With so much news about the obesity epidemic plaguing today’s kids, researchers recently set out to discover if there has been an increase in the number of cases of metabolic syndrome in this population. According to the American Heart Association (AHA), metabolic syndrome is a constellation
of medical conditions, such as diabetes and obesity, that are thought to be caused by insulin resistance or glucose intolerance. The AHA estimates that approximately 20%–25% of American adults suffer from this condition.
Women are at unique risk for certain nutrition-related diseases and conditions. Many of these diseases and conditions are caused by unhealthy lifestyle behaviors that may be preventable if women are given correct advice and information. To assist health professionals in educating this group about healthful eating habits and other lifestyle choices, the American Dietetic Association (ADA) and the Dietitians of Canada have released a new Position Paper on nutrition and women’s health.
The U.S. Department of Health & Human Services (HHS) has launched a new program to support health and physical activity for the 6 million American children and youth who have disabilities. Supported by more than 50 national organizations,
the initiative is being led by the HHS’ Office on Disability in collaboration with the President’s Council on Physical Fitness and Sports (PCPFS).

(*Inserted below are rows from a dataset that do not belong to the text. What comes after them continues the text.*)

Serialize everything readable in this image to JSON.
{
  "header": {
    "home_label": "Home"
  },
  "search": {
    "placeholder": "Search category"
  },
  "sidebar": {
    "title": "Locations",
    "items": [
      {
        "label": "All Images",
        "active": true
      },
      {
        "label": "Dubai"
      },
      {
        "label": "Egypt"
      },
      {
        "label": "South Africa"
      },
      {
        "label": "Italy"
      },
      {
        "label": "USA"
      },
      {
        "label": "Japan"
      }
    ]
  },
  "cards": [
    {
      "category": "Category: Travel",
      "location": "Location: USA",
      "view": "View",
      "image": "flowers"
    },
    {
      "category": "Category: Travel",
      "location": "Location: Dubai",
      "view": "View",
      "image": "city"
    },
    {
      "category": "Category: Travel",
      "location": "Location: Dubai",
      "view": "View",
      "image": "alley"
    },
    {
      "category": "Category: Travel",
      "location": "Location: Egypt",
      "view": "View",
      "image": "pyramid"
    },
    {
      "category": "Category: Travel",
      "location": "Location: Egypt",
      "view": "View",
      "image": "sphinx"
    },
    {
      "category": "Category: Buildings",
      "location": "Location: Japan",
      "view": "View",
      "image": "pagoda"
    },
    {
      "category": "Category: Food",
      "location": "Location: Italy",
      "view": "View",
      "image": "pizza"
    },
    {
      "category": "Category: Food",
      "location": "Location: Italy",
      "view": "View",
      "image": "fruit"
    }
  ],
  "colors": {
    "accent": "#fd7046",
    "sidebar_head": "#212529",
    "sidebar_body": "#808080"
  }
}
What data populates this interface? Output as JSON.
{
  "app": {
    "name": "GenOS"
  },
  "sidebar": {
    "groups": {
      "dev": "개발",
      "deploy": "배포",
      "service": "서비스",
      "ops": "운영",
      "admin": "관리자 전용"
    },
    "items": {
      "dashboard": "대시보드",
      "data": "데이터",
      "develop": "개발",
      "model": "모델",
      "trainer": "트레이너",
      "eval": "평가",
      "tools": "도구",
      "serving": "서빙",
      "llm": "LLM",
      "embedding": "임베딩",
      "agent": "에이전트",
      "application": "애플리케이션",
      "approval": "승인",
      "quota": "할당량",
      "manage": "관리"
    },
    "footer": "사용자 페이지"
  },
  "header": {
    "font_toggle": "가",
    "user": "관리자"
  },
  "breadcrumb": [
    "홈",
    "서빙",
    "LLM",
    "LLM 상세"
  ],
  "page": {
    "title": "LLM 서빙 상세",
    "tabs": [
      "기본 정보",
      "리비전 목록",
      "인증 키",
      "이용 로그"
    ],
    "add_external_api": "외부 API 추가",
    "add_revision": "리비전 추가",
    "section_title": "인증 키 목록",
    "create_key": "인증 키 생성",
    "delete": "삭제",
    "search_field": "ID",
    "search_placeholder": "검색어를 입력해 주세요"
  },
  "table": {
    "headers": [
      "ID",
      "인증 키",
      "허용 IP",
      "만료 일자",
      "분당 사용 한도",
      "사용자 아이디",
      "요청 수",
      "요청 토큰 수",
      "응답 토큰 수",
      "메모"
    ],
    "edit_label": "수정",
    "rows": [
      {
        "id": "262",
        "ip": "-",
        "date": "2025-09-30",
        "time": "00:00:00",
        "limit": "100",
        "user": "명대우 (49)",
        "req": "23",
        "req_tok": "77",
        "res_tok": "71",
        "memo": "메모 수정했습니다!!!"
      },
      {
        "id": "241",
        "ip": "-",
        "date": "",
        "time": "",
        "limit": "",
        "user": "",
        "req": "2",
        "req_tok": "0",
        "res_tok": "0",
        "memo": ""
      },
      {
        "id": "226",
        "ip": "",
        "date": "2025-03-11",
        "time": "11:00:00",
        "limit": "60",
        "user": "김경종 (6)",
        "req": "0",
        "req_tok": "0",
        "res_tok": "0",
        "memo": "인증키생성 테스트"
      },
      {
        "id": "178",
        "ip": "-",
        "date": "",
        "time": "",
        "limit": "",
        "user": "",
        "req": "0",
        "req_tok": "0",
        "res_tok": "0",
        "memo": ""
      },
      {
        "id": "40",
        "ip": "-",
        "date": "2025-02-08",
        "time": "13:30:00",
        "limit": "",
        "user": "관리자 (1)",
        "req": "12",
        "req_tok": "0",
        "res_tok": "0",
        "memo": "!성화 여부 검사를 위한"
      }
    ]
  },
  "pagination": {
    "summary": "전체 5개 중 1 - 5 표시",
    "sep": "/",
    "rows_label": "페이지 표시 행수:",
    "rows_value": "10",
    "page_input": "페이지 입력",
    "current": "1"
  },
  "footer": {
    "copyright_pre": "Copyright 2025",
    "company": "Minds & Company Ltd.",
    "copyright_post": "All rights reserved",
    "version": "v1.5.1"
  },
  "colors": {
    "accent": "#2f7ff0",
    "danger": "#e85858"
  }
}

Fortifying grain products with folic acid was originally intended to reduce the incidents of birth defects. Now a new study indicates that folic acid fortification may also have a considerable effect on cardiovascular disease, preventing an estimated 31,000 deaths from stoke and 17,000 deaths from heart disease each year.
Men with high levels of adiponectin, a protein hormone pro- oduced and secreted by fat cells, are less likely to have a heart
attack, according to a study published in the April 14, 2004, issue
of the Journal of the American Medical Association (2004; 291 , 1730–7). Adeponectin is thought to prevent fats from accumulating in arteries and may also reduce inflammation; although fat cells produce the hormone, obese people have lower levels of it.
A little goes a long way when training older adults with lower-extremity osteoarthritis, according to
a study in the April 2004 issue of The Gerontologist (2004; 44 , 217–28). Researchers looked at the impact of a low-cost, multicomponent physical
Exercising to Music May Improve Brainpower
People who exercise are already smart, but listening to music while exercising may make them even smarter, according to a study published in the November–December issue of Heart & Lung (2003; 32 , 368–73).
High cholesterol is a dangerous contributor to coronary heart disease. The National Cholesterol Education Program (NCEP) Guidelines from the National Institutes of Health state that a total-cholesterol level of 240 milligrams per deciliter (mg/dl) or higher indicates an elevated risk of having a heart attack. Optimally, LDL, the “bad” cholesterol, should be 100 mg/dl or below for high-risk individuals (those with cardiovascular disease [CVD], diabetes or a 20 percent [%] or greater chance of suffering a heart attack or dying from CVD in the next 10 years).
Researchers recently evaluated data from 10 prospective cohort studies on different types of dietary fiber to determine their effect on heart disease risk. For every 10 g of fiber consumed per day, the risk of developing coronary heart disease (CHD) decreased by 14 percent (%), whereas the risk of dying from CHD decreased by 27%. Fiber obtained from fruit appeared to be slightly more heart protective than cereal fiber. The findings were published in the February 23 issue of the Archives of Internal Medicine.
More evidence is stacking up against dehydroepiandrosterone (DHEA). Over-the-counter DHEA capsules and creams have been hyped to battle everything from low sex drive to heart disease and Alzheimer’s. Many athletes and bodybuilders also use the supplement in their efforts to gain muscle mass.